Brief »
What lines in the material hold the string "DESIGNS"? Return every one of them.

Record excerpts »
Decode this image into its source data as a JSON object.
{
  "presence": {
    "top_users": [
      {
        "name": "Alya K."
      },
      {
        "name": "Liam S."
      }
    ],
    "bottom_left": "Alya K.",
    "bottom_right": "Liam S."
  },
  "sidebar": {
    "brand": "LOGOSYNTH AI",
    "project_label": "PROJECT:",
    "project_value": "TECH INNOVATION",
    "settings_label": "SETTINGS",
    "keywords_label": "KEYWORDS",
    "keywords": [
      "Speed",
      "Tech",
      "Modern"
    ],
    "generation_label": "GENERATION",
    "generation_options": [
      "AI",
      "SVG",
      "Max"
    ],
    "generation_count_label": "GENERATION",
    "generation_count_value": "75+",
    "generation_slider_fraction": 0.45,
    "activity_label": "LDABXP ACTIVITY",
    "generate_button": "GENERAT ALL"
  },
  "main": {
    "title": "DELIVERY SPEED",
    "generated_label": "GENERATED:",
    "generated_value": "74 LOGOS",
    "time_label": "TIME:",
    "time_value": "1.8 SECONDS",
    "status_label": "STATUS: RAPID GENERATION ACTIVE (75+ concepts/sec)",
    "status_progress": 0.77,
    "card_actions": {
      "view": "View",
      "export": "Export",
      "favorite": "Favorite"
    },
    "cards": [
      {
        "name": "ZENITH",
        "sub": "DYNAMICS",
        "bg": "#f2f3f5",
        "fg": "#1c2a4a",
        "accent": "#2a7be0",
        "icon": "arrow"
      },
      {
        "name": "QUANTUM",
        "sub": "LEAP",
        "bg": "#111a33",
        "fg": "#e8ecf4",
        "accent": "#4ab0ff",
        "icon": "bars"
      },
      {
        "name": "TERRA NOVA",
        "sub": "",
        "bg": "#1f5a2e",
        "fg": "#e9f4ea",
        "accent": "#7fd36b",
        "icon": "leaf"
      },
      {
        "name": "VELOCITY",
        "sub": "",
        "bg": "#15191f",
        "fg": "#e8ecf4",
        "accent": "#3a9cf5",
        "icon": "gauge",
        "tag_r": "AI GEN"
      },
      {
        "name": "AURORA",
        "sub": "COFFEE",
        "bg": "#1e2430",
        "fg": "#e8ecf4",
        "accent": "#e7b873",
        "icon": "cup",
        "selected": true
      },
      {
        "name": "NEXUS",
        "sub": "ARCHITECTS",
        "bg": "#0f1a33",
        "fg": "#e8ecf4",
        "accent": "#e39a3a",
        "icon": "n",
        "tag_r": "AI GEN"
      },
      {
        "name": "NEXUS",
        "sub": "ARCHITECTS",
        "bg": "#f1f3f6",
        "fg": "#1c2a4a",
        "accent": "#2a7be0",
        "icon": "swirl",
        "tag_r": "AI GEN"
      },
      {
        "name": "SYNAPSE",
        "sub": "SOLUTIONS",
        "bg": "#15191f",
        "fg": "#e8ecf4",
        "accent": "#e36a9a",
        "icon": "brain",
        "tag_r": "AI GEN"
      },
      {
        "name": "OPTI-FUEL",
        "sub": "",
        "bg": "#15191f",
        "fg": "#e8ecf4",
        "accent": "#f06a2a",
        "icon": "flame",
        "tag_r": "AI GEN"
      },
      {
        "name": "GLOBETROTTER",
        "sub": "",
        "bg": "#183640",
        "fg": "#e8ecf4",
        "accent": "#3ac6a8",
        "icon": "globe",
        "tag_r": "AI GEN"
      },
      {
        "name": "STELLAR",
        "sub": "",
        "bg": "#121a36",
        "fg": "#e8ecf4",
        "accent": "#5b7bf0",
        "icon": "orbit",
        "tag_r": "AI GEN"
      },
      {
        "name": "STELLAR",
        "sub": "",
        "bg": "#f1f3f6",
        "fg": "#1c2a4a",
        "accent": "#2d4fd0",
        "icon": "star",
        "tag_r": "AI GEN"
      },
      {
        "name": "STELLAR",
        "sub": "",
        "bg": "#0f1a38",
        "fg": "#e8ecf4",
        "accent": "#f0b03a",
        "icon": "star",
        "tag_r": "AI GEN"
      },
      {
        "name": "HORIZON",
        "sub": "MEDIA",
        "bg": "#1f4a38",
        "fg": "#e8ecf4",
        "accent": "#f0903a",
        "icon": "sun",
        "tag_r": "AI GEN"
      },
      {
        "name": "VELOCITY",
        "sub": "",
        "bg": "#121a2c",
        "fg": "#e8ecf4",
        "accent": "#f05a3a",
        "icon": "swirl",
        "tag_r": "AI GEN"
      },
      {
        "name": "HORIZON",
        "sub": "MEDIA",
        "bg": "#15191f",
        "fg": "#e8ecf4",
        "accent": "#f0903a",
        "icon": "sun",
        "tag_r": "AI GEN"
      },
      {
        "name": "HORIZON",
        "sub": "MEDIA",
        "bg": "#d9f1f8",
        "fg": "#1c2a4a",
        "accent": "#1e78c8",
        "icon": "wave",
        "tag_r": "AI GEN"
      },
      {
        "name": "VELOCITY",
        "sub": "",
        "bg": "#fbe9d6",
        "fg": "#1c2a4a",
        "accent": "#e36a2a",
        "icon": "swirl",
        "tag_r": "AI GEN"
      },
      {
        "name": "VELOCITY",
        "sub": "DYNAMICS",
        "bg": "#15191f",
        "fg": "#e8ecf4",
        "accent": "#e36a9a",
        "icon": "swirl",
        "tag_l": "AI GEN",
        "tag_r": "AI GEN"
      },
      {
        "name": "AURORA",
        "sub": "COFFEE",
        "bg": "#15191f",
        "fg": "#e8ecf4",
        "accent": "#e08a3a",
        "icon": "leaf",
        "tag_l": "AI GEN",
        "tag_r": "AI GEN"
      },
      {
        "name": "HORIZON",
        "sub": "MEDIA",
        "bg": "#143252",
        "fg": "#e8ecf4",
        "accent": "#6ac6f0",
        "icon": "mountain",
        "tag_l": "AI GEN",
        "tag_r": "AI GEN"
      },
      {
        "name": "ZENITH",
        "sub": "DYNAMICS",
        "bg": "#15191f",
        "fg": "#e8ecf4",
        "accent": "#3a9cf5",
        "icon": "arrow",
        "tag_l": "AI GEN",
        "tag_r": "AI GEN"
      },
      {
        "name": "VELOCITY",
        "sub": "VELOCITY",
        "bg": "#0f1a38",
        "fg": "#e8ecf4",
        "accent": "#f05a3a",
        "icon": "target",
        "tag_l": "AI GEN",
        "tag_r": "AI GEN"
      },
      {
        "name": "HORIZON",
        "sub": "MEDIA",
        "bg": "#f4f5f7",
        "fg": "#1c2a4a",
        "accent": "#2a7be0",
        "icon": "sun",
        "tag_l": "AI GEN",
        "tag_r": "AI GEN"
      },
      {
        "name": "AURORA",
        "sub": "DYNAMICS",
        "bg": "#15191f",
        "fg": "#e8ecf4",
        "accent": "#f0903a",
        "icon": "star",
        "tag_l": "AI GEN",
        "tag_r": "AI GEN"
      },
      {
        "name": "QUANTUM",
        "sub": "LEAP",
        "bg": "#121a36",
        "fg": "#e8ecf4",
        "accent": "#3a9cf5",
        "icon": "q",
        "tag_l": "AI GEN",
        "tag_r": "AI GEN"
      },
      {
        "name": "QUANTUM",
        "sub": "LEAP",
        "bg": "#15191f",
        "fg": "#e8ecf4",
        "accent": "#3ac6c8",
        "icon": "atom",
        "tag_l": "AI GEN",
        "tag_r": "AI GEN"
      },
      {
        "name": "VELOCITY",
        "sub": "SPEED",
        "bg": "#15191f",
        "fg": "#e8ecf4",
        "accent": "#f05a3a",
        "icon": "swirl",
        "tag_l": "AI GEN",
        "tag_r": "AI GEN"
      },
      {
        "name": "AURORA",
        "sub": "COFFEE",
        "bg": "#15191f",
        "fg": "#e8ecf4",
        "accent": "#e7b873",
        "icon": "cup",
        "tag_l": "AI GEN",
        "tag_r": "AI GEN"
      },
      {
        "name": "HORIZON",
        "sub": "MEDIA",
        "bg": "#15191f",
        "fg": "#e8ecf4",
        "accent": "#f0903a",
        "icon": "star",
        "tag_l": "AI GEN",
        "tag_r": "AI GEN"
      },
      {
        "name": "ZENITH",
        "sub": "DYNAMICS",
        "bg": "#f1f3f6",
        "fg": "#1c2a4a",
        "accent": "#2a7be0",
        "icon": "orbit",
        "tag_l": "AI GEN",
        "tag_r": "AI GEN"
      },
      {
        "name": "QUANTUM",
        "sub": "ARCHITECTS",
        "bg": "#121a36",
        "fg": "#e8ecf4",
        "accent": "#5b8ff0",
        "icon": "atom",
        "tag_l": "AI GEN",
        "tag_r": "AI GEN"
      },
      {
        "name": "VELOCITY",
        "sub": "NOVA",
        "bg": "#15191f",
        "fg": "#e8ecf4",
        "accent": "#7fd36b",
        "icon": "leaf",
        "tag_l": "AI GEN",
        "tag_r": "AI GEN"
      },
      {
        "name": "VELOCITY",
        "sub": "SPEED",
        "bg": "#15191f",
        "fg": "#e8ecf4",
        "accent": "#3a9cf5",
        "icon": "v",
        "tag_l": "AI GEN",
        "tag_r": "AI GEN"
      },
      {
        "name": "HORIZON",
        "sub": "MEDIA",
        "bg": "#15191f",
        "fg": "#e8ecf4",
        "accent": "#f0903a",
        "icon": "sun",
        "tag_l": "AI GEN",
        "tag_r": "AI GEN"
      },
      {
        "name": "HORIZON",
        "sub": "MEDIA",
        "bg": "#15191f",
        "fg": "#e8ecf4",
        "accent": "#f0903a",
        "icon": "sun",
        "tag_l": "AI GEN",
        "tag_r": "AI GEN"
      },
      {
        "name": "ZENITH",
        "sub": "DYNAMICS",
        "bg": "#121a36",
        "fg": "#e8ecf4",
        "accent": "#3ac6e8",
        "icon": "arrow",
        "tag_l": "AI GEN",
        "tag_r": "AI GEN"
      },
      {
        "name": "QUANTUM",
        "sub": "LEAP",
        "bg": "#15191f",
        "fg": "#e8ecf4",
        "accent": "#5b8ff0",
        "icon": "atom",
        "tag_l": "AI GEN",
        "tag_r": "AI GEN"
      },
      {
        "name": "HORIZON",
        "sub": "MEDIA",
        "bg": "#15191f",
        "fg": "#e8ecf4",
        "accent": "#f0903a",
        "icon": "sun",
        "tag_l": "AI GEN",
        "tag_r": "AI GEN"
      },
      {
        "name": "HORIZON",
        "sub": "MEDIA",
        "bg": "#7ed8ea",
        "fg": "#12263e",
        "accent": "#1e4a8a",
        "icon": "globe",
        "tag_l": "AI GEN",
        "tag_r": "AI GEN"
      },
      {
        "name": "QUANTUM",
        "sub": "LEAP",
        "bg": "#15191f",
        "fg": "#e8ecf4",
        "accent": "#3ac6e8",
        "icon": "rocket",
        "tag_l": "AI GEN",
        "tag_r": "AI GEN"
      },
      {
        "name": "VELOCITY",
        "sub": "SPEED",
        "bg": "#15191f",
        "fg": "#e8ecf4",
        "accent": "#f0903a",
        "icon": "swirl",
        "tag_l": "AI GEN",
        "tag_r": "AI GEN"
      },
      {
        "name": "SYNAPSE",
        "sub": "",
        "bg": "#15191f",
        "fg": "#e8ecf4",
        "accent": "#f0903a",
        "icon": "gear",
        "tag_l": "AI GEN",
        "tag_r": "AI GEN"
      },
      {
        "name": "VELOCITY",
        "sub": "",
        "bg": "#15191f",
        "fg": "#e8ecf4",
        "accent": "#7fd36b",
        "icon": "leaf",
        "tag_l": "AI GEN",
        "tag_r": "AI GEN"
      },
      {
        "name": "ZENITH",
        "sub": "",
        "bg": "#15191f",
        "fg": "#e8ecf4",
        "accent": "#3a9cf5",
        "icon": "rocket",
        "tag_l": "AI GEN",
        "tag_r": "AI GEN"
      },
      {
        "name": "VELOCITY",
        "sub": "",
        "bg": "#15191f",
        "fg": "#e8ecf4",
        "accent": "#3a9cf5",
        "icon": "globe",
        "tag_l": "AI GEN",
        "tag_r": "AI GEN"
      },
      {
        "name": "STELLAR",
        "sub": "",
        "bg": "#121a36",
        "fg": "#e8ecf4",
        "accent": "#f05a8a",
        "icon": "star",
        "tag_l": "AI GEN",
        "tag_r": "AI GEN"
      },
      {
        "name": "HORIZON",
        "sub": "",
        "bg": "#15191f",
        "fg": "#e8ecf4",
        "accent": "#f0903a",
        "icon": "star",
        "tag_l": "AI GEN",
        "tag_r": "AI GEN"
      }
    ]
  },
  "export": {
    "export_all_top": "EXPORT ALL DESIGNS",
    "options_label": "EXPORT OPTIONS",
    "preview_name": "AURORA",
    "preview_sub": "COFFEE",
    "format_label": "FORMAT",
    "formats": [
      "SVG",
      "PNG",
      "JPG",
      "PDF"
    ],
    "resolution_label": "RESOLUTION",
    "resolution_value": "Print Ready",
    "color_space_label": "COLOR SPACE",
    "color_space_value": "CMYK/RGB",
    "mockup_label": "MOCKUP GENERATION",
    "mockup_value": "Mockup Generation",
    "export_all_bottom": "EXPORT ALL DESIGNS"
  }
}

Completed exercise »
    "export_all_top": "EXPORT ALL DESIGNS",
    "export_all_bottom": "EXPORT ALL DESIGNS"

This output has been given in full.